A flawed documentary that is saved by the fact the city of Florence and its relationship to the Renaissance is endlessly fascinating in itself.
Movie Grade: C-
DVD Grade: C-
Florence is regarded as the focal point, the site where the revolutionary ideas of the Renaissance with its enthusiasm for the art of Antiquity were developed. The city on the Arno was at this time one of Europe's foremost trading centers. Here the currents of culture and politics converged. In Florence, liberal and open-minded as it was, there emerged a broad class of industrious citizens who had made their fortunes in trade. Suddenly they were able to afford education - a privilege hitherto the preserve of a few aristocrats and priests. They studied and absorbed the thoughts of the writers of Ancient Rome and Greece, and developed them further, thus creating the foundations for a completely new attitude toward human existence. Western Civilization's present-day understanding is based on this school of thought, in which Florence played a decisive role.
The difficulty is determining what exactly this documentary satisfies. Not particularly chock-filled with facts about Florence, the movie doesn’t really give much information. Not covering a broad swatch of Florence, the movie is not a particularly compelling travelogue. Although not an unpleasant way to spend an hour or so, I can really recommend this presentation to anyone. I enjoyed some of the lingering camera work, which allowed me to examine some of the art and architecture in an extended way but I was frustrated when the camera lingered for a long time on extraneous things like the people looking at the art and architecture.

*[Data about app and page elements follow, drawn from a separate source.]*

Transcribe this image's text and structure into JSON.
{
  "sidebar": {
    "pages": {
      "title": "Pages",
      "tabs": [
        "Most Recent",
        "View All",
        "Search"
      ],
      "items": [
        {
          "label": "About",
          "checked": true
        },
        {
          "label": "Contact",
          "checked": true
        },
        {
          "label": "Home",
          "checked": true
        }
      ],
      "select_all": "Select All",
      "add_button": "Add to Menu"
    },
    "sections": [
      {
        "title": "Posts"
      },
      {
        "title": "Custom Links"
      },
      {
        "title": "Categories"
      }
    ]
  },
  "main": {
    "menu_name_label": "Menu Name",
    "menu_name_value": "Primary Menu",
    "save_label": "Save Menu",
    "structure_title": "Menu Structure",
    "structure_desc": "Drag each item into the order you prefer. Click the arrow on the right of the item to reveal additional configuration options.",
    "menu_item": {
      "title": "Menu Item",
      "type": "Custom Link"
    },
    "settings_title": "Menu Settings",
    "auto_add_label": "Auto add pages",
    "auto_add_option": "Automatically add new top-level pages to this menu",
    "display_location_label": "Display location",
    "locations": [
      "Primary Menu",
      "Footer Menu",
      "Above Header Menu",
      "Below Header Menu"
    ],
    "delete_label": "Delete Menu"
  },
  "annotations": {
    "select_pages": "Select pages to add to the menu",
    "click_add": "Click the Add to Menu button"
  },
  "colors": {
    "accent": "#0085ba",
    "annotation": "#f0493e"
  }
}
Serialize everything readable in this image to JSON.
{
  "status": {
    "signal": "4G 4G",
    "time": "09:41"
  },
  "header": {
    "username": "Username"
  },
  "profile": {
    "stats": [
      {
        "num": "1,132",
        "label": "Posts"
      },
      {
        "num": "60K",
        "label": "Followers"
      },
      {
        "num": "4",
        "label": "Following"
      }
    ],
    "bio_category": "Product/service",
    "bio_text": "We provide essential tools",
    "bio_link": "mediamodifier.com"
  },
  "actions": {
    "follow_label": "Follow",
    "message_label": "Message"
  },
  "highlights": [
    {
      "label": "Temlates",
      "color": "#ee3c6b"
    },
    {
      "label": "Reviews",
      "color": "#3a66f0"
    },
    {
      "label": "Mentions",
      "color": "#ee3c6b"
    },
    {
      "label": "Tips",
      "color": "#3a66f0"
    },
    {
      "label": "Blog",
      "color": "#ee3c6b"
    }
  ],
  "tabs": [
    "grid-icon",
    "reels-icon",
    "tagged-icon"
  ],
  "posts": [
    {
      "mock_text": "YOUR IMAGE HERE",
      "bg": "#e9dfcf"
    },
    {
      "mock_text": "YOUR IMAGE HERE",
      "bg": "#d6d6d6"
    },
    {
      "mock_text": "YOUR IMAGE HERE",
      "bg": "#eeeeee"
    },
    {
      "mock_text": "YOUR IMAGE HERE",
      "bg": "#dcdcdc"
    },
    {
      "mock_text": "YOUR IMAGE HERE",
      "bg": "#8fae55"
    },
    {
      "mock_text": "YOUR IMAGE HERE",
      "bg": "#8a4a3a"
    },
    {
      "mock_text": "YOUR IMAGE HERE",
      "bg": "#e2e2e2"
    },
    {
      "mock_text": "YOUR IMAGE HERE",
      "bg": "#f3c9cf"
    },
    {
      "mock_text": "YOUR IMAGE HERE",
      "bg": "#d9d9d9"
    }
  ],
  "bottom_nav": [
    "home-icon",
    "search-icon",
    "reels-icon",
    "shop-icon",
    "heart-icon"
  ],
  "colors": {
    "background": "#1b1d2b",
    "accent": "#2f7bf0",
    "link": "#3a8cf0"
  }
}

That is not to say the documentary was a total loss. I did find out a few facts that I did not know and there were connections made between the historical Florence and the modern city. Italian history can be quite confusing and, while there is no need to delve into the complexities of it, the touch with dates and events was not unappreciated. There were a few amusing anecdotes provided both about the Renaissance era of Florence and the modern city that we know today. I found the juxtaposition of the faces of modern Florentines, especially young people with the faces in the Renaissance art to be quite intriguing. There were hints of what this documentary could have been. It was obvious that the intent was not to create just another conventional tale of Florence. There seemed to an attempt to evoke a flavor of this old city, however overall the attempt was flawed.